Depending on the fabric you choose and whether you quilt it, it can look very Pan Am Flight Attendant circa 1968 or more Vera Bradley (I was going for Pan Am). Luckily my sister, who leads workshops in teaching teachers to teach needed a big bag for lugging around her materials, so this one was for her.
Back in the day when I was sewing curtains for J's room and buying fabric from Freddy Farkel's I ran into the problem of a 'minimum purchase.' It's a little loud, but Mr. Responsibly and I fell in love with P Kaufmann's Tempo Rock n Roll.
Even after the curtains, I still have A-C-R-E-S of it, and luckily my sister shares my good taste and isn't too invested in a super-professional textile look.
The Weekender pattern has been described as challenging, impossible and lethal (there is an actual

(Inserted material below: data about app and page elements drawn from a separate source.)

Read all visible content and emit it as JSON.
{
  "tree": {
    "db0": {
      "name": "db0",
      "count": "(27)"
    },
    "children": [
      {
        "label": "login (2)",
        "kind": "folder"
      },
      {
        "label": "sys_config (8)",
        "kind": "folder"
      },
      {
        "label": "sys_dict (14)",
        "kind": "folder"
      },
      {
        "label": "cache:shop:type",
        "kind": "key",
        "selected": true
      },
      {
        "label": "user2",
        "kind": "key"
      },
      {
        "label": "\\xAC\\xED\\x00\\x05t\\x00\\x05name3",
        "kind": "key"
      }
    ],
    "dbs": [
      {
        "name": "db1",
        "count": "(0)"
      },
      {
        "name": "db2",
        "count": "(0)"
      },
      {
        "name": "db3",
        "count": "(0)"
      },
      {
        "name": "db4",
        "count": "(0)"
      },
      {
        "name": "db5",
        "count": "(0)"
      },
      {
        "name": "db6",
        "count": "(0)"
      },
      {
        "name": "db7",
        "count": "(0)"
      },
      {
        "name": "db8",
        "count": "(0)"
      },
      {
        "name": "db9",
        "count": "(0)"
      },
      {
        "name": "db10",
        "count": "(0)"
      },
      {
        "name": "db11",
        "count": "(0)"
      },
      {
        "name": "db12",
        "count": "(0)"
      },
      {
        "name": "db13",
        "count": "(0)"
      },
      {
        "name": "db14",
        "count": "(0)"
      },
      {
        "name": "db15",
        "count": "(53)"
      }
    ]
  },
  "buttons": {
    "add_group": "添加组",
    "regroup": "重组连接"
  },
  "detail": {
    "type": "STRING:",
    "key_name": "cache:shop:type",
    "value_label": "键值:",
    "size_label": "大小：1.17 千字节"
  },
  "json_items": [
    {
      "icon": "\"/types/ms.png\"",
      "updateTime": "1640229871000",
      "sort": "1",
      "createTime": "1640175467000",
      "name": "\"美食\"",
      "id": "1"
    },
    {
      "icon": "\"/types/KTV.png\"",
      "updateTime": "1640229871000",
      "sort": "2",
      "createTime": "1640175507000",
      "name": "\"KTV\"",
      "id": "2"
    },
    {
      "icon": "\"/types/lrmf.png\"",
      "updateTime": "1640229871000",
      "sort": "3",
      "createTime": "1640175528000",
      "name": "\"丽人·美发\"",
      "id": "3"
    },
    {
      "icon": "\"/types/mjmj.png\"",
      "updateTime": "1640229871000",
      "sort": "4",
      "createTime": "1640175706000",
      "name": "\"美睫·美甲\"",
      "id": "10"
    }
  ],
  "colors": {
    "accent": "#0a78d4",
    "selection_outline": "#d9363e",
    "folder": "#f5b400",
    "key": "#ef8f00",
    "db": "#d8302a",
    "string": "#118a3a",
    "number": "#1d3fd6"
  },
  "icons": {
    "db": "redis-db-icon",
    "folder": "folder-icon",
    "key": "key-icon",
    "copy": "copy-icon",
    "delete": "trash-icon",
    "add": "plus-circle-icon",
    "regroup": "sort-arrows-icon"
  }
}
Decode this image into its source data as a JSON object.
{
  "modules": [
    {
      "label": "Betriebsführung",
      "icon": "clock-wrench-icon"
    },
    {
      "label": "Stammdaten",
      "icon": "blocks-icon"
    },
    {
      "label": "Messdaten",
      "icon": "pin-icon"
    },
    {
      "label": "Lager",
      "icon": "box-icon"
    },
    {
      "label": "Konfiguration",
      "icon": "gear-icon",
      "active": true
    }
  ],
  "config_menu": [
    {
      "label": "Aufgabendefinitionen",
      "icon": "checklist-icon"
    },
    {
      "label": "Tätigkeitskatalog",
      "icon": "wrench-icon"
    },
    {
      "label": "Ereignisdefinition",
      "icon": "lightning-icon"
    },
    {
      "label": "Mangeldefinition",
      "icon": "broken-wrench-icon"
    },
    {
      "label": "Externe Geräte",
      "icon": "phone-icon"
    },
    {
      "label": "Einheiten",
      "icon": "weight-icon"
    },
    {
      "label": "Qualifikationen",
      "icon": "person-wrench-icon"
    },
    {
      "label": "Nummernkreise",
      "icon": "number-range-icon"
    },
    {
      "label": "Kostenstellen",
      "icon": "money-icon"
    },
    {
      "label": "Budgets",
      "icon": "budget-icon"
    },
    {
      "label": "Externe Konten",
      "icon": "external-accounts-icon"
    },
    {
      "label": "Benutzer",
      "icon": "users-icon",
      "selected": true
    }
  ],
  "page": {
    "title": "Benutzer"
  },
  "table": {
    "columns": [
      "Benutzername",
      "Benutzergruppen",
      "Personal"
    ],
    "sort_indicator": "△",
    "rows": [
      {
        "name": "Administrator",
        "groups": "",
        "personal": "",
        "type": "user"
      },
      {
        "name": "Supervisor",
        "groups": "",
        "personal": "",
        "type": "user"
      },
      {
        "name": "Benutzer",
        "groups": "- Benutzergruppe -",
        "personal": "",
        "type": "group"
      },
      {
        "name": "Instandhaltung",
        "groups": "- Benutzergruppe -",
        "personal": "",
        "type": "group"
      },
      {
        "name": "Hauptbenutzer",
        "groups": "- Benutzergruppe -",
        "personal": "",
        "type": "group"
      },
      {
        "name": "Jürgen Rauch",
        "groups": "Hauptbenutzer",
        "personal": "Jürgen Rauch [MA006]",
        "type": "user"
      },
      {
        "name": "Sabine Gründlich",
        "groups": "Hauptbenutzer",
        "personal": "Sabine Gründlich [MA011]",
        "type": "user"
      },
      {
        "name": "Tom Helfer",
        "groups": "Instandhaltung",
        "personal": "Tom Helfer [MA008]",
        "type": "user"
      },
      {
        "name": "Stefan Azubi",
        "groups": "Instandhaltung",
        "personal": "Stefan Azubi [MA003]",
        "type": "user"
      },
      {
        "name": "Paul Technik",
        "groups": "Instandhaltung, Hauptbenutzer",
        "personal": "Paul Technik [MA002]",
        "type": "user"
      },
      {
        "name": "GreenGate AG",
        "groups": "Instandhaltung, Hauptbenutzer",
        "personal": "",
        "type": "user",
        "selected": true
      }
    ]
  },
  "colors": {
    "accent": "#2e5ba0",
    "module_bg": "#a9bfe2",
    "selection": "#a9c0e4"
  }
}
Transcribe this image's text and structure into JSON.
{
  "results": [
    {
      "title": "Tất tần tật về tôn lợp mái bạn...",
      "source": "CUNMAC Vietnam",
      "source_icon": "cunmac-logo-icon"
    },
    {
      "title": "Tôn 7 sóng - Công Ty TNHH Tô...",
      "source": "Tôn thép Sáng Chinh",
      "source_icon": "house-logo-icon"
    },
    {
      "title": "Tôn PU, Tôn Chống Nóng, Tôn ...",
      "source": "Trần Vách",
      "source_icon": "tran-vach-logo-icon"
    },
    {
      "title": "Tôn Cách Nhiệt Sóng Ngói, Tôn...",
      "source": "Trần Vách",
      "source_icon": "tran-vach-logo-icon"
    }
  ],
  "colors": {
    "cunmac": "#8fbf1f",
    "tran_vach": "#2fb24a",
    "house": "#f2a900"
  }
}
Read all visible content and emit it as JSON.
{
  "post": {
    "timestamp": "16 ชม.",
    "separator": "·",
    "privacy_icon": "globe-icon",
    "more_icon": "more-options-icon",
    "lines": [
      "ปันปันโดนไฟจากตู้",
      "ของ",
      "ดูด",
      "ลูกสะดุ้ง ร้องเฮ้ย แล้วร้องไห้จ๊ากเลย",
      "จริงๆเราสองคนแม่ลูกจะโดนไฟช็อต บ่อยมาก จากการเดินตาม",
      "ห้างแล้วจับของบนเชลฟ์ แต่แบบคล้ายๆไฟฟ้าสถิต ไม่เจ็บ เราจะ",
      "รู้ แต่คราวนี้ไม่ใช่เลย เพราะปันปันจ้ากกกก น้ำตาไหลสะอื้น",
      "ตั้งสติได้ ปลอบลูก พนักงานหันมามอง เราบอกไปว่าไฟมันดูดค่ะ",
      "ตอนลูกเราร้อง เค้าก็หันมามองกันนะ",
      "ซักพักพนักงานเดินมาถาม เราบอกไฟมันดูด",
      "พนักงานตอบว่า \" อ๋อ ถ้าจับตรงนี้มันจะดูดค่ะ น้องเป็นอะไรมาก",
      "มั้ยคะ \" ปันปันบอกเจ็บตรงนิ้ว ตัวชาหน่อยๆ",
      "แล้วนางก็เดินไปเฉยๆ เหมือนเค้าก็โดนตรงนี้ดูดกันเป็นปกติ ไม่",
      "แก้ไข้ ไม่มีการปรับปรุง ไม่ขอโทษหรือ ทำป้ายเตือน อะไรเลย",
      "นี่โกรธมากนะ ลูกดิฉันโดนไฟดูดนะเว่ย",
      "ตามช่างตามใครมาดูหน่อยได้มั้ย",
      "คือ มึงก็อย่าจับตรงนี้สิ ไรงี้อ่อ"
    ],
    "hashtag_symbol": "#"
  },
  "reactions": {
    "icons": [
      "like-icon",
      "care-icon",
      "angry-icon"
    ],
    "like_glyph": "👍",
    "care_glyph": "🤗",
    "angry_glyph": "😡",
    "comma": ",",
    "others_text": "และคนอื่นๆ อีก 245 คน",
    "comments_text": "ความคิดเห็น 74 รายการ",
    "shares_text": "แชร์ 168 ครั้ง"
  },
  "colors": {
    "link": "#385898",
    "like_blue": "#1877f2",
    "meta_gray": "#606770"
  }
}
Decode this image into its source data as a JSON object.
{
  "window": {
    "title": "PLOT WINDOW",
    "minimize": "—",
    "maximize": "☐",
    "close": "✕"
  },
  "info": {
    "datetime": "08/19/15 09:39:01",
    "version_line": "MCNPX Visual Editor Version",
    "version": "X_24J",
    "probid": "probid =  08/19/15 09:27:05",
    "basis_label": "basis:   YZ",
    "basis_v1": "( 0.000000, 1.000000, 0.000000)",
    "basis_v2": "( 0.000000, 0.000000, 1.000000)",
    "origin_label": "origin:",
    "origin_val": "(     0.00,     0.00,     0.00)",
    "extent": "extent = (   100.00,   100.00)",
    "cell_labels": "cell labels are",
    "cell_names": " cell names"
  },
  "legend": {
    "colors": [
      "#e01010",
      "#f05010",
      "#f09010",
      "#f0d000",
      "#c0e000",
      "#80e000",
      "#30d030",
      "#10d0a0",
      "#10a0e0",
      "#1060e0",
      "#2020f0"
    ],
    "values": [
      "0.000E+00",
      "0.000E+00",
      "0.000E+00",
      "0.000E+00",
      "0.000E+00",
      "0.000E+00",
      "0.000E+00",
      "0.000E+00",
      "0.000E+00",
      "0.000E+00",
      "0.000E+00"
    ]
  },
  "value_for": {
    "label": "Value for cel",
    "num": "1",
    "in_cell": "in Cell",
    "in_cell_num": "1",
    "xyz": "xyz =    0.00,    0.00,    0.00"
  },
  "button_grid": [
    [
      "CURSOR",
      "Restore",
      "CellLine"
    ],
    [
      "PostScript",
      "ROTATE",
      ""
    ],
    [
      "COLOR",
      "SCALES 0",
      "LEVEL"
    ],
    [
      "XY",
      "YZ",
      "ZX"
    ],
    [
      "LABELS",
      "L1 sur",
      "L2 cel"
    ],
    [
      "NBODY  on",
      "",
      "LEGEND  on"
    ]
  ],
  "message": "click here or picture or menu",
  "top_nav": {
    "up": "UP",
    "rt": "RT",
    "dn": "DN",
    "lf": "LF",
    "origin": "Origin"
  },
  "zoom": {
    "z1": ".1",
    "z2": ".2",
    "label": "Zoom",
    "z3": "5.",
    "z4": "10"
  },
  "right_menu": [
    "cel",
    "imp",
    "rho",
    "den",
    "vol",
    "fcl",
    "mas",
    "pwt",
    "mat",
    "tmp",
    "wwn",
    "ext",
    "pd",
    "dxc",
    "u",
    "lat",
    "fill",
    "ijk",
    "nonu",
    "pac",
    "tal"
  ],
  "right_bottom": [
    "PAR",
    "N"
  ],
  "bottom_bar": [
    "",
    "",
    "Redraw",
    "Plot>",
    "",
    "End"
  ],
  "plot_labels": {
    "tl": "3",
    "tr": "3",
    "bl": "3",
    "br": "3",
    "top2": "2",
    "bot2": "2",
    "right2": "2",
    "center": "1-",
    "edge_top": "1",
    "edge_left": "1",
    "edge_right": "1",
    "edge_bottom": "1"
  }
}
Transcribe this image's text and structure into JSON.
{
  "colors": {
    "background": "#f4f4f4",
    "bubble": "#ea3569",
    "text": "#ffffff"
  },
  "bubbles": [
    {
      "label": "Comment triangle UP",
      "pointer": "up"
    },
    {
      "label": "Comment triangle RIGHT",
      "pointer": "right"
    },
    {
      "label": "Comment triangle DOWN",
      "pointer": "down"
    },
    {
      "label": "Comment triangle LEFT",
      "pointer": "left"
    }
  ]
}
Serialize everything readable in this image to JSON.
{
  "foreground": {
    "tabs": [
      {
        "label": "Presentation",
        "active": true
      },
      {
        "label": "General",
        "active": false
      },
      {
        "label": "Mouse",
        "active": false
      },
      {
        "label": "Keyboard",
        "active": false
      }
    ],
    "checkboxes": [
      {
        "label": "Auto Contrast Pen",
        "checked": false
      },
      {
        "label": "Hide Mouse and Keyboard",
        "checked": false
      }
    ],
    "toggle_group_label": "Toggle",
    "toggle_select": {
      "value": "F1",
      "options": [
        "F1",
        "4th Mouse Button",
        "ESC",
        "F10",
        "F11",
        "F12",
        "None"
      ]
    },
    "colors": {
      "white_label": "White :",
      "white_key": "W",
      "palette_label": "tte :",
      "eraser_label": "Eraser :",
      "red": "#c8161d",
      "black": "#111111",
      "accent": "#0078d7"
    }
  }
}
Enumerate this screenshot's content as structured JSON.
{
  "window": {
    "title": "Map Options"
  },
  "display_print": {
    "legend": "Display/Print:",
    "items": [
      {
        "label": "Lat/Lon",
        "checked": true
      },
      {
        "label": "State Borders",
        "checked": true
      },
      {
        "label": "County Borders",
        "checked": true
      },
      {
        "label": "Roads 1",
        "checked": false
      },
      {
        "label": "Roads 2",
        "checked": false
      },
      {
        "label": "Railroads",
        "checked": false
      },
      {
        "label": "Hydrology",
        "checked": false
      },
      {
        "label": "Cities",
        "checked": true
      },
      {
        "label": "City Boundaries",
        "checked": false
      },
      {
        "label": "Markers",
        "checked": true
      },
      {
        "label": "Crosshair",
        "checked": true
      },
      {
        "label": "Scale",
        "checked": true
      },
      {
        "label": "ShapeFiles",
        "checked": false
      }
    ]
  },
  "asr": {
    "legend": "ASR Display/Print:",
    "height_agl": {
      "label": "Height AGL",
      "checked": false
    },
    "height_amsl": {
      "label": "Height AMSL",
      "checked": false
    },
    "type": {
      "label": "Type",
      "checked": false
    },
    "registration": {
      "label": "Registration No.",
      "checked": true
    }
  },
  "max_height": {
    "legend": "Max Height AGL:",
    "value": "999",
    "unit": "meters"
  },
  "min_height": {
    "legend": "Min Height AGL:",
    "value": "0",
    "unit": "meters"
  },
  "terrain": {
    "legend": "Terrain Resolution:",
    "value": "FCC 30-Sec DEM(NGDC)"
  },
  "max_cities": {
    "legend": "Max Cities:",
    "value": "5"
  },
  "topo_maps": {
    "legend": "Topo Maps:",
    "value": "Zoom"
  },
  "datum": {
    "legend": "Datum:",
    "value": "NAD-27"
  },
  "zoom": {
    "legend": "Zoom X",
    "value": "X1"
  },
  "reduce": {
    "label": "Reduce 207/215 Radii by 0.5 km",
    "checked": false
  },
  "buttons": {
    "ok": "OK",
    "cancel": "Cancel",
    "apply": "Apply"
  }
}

. I know I'm not an expert with the sewing machine, but with a description like that I couldn't help but wonder if I was
. If you have the desire to try this yourself, you should follow the sew-along on the
g (last installment by moi). If you use the right sewing needle (the one for denim) and allow yourself plenty of time, it's actually not too hard, just a little tedious - particularly cutting out all the parts.
While in the process of making this, I remembered that waaaay back in the day, I justified the mandatory minimum fabric purchase by telling myself that I would make purses with the left over. It was the *free*
I had in mind.
I'd actually already bought the lining fabric and two sets of handles for it back then, and shoved the whole thing in the corner, you know, to work on later. Two years later. So while I had the big roll of fabric out, it seemed pretty now-or-never for these purses.
When we found this fabric, my first thought was that my friend Fox would really like it; it's always kind of reminded me of her. So I made a bag for each of us. That also provided an excuse to order the handles in both black and red since I couldn't decide which I liked better.
The pattern was simple enough, and I have not doubt I will be making seasonal variations on this, it's right up my alley style-wise. So here's what I want to remember for next time:
- When making the pleats, the two marks, 3/4" apart should match up (it's a very shallow pleat, the fold is half-way between the marks). In order to center the pleats, I had to do the first one 3" in, and then 2" apart thereafter, otherwise I got 7 pleats. Apparently I'm the only one on the internet who has had this problem though!
- I wish I'd done one interior pocket for keys/phone. I find a lot of pockets frustrating, but one is always a necessity. This bag is too big to just let everything loose in there and ever expect to find your keys again.
- I might make this 2/3 the size next time. Even though I got the longest straps, they still seemed a little short and thin in proportion to the bag.
- I was impatient with sewing on the handles and they are unacceptably messy looking from inside. It wouldn't have been that hard to do this right the first time,